Why working out taxes is so taxing
Ms J.S. writes: Revenue & Customs notified me that I was due a refund of £199 tax that was paid on a PPI claim. The company that represented me, PPI Tax Advisory, say they never received Revenue & Customs’ cheque. Seven phone calls and six letters to the taxman have failed to solve the mystery, and the claims firm washed its hands of it. Surely Revenue & Customs can trace whether or not its cheque has been banked? BIZARRELY, soon after you contacted me you received a second letter from the taxman, this time saying a further cheque for £45 had been sent to the same agent, but with nothing to show how this was calculated. It took senior staff at Revenue & Customs headquarters to explain to me what had happened. Your agent submitted claims covering three years, from 2016 to 2019, but you had already filed a self-assessment tax return for one of those years and had a refund. When Revenue & Customs sent the £199 refund, it made the cheque out incorrectly and needed to reissue the payment, but then failed to keep a record of this. Staff recalculated your refund and sent the £45. Next though, they discovered an earlier agent that acted for you had also made a mistake, leaving you now with a tax bill of £151, and not a refund.

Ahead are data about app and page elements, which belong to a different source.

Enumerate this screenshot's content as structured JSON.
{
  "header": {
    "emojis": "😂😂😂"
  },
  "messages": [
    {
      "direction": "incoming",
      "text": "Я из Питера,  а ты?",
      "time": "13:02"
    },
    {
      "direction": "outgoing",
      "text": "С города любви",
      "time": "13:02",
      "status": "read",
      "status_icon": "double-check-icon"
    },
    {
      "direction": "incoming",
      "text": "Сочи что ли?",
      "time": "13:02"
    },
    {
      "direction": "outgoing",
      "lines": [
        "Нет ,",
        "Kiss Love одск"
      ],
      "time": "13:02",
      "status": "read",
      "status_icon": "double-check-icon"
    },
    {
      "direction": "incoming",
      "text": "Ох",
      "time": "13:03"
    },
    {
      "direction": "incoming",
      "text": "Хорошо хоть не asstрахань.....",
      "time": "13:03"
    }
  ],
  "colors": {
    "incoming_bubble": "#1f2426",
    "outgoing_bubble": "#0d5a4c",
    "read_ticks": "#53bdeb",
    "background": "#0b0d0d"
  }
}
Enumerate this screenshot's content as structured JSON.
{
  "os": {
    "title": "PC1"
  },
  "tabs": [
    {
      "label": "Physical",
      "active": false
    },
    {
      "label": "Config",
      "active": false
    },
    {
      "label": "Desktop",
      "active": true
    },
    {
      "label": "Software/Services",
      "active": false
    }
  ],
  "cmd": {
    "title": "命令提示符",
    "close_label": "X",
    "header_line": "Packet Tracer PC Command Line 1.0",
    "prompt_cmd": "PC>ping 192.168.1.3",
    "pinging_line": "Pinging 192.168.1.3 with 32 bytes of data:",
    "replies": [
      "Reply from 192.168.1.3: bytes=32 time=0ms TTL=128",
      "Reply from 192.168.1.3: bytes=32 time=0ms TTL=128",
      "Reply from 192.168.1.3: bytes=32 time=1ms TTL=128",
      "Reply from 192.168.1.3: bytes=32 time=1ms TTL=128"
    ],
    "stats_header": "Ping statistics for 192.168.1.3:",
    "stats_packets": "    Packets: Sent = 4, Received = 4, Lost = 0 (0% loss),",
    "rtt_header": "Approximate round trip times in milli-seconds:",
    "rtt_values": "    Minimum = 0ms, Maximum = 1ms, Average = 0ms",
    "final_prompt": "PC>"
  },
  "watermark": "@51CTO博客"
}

The bottom line to all of this, I am glad to say, is that Revenue & Customs has done its sums all over again, resulting in a £150 refund which has been sent to PPI Tax Advisory. A Revenue spokesman said: ‘We are sorry for the inconvenience caused – and have now corrected Ms S’s record.’ The taxman has also sent you £75 compensation. I invited PPI Tax Advisory to comment but it did not respond, though it did finally send you £147, which is your tax refunds less its commission. Who says working out your taxes isn’t taxing.